(Element data from apps and pages)
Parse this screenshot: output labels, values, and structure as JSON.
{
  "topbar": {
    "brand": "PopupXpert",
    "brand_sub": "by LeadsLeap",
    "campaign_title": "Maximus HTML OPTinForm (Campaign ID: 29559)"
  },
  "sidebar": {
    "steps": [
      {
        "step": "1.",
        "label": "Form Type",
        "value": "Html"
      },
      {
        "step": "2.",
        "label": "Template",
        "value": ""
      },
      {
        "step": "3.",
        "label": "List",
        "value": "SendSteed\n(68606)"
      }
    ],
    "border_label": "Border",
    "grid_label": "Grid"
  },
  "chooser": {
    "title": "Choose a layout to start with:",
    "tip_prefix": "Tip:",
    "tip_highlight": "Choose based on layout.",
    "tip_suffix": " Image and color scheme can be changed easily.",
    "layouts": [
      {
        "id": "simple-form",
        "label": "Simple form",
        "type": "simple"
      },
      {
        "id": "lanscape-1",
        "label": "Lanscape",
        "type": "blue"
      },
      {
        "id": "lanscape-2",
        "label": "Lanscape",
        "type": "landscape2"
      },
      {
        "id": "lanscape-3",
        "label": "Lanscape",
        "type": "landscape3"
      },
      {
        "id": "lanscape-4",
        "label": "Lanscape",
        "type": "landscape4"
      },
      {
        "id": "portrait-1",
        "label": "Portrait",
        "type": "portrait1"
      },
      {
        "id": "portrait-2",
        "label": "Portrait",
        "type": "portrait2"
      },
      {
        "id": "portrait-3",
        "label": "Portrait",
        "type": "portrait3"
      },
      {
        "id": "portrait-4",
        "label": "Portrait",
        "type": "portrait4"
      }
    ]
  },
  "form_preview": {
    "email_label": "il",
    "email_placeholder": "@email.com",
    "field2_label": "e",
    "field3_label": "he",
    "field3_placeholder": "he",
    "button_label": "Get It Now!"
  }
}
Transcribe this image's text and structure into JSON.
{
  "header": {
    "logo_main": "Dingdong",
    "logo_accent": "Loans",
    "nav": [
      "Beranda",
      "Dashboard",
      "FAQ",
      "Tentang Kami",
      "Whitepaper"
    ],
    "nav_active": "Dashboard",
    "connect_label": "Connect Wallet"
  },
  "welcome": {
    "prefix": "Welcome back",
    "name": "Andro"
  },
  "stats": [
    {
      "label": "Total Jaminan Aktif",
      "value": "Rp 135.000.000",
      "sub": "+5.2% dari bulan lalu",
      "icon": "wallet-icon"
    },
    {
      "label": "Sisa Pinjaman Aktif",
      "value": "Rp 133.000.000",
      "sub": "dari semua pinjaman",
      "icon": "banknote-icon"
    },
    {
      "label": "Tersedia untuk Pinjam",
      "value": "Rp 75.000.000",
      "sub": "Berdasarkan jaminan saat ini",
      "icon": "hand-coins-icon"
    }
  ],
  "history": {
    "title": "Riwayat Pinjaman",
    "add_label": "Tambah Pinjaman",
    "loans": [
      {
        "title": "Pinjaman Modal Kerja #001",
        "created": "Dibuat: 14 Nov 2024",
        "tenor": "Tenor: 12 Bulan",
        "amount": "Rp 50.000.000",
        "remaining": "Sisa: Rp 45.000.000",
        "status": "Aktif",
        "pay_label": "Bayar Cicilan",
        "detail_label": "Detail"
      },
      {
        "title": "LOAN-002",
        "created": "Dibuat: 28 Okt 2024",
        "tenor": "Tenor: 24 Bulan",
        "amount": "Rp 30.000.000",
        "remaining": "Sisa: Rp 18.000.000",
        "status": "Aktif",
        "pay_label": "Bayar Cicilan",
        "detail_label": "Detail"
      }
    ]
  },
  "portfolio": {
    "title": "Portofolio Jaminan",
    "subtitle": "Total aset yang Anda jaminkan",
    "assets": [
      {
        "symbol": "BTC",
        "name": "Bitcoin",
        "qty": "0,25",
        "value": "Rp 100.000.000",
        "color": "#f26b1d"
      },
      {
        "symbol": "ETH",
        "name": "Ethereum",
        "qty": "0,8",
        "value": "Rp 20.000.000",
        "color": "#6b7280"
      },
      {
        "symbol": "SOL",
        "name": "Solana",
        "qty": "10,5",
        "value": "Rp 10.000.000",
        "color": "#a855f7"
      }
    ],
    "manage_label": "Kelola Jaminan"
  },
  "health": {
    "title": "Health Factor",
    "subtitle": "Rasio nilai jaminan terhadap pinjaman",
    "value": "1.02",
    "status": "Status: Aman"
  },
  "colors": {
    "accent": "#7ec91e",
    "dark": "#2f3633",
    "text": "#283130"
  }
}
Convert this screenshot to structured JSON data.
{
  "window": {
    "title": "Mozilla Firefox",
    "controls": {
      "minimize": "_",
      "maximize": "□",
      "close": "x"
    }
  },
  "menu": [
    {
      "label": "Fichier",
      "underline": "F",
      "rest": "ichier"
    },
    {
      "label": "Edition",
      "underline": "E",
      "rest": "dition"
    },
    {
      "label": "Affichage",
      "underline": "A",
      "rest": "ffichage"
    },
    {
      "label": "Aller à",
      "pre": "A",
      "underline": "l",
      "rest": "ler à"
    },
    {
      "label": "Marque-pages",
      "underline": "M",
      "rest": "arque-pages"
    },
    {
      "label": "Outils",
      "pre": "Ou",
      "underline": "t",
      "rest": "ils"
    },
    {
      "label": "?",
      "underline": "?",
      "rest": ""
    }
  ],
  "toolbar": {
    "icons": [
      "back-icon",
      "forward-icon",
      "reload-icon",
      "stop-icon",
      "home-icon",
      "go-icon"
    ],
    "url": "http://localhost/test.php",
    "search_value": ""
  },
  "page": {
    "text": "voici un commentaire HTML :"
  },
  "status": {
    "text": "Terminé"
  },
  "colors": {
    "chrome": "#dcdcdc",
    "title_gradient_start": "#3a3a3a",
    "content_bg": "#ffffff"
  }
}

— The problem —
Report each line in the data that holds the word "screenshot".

— Solved exercise —
Parse this screenshot: output labels, values, and structure as JSON.
Convert this screenshot to structured JSON data.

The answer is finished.